Vanderbilt University Medical Center researchers will benefit from a two-year, $750,000 grant from the Patient-Centered Outcomes Research Institute.
The grant represents one of the first the Washington, D.C.-based nonprofit institute has awarded. The Patient Protection and Affordable Care Act of 2010 established the grant, the only such grant awarded in Tennessee.
The VUMC research will begin this summer and will track both patients’/patient families’ and clinicians’ reports of “non-routine” events in four different clinical areas: elective pediatric cardiac surgery, outpatient pediatric oncology (chemotherapy administration), adult day surgery, and adult patients with acute coronary syndrome who are undergoing cardiac catheterization.
MyVU.com has the story here.
New York City-based publisher W.W. Norton & Company has released the third edition of Hospital and Healthcare Facility Design, authored by architectural executives Richard L. Miller, Earl S. Swensson and Todd Robinson, all of Earl Swensson Associates in Nashville.
Healthcare Design magazine called the book, well known among architects, planners, students and hospital administrators, upon its release a “healthcare design Bible.”
Hospital and Healthcare Facility Design expands coverage of key topics covered in the two previous editions (1995 and 2002), such as women’s and children’s healthcare and care for the elderly. It also explores the latest advances in new medical campuses, freestanding facilities and continuous-care senior living communities.
Founded in Nashville more than 50 years ago, Earl Swensson Associates is known for its architectural services to health care and higher education clients.

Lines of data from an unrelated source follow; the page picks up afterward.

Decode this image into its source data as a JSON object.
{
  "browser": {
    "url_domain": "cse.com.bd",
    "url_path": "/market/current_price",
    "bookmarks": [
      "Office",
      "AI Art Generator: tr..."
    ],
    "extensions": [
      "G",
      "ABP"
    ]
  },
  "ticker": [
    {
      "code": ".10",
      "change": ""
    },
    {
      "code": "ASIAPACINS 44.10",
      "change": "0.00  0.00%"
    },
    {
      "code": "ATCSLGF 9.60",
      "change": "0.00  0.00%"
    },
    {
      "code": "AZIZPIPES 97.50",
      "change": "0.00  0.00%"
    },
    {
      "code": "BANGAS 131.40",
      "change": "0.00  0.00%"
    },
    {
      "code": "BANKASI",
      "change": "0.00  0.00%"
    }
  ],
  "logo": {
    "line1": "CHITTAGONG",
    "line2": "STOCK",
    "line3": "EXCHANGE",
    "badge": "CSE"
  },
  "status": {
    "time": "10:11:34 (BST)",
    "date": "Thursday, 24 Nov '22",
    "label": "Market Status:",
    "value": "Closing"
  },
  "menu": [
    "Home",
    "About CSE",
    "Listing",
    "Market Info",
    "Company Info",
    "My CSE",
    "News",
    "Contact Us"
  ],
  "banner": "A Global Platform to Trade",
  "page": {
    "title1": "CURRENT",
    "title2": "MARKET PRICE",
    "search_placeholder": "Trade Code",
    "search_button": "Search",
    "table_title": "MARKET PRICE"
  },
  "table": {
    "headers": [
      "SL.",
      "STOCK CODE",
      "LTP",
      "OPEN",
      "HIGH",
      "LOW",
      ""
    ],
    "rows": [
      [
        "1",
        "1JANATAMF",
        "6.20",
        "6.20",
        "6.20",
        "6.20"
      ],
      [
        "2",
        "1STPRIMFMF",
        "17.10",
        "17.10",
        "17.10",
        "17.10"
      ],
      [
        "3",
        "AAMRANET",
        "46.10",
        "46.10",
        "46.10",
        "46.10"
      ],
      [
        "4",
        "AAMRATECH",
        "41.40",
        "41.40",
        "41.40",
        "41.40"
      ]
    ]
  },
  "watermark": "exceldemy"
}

United Neighborhood Health Services has received a $1.72 million federal grant to renovate its Main Street Clinic, Madison Clinic and Cayce Clinic and to establish a diabetes care center.
The Patient Protection and Affordable Care Act is funding the grant.
In a release, UNHS Chief Executive Officer Mary Bufwack said she learned about the grant on Tuesday, May 1, when Acacia Salatti, deputy director for the U.S. Department of Health and Human Services’ Center for Faith-Based & Community Partnerships, visited Nashville.
Bufwack (pictured here) said that about $1.2 million of the grant is designated to renovate UNHS’s Main Street Clinic, located in East Nashville at 905 Main Street. The funds will allow UNHS to create a multi-service diabetes center, with new space for dental services, a wellness center, an education center and a pharmacy. The funds will also allow for some renovation to the two-story clinic, parking lot improvements and furnishings for the first floor.
“The enormous human and social cost of obesity and diabetes requires an aggressive response,” Bufwack said. “We will now be better able to meet the health care needs of underserved and uninsured people in our community.”
The additional $500,000 in grant money is designated for renovations at the Madison Clinic (601 Due West Blvd. in Madison) and the Cayce Clinic (617 S. Eighth St. in East Nashville).
Last year, UNHS served more than 32,000 people, with approximately half of the individuals served having no insurance.
A delegation representing Nashville-based Leadership Health Care is headed to Washington, D.C., to meet with high-ranking officials this week. The trip marks the 10th anniversary of the group, which is led by Judith Byrd and is part of the Nashville Health Care Council. Of note, the anniversary reception and dinner will feature former White House Press Secretary Robert Gibbs as the keynote speaker.
The City Paper has details here.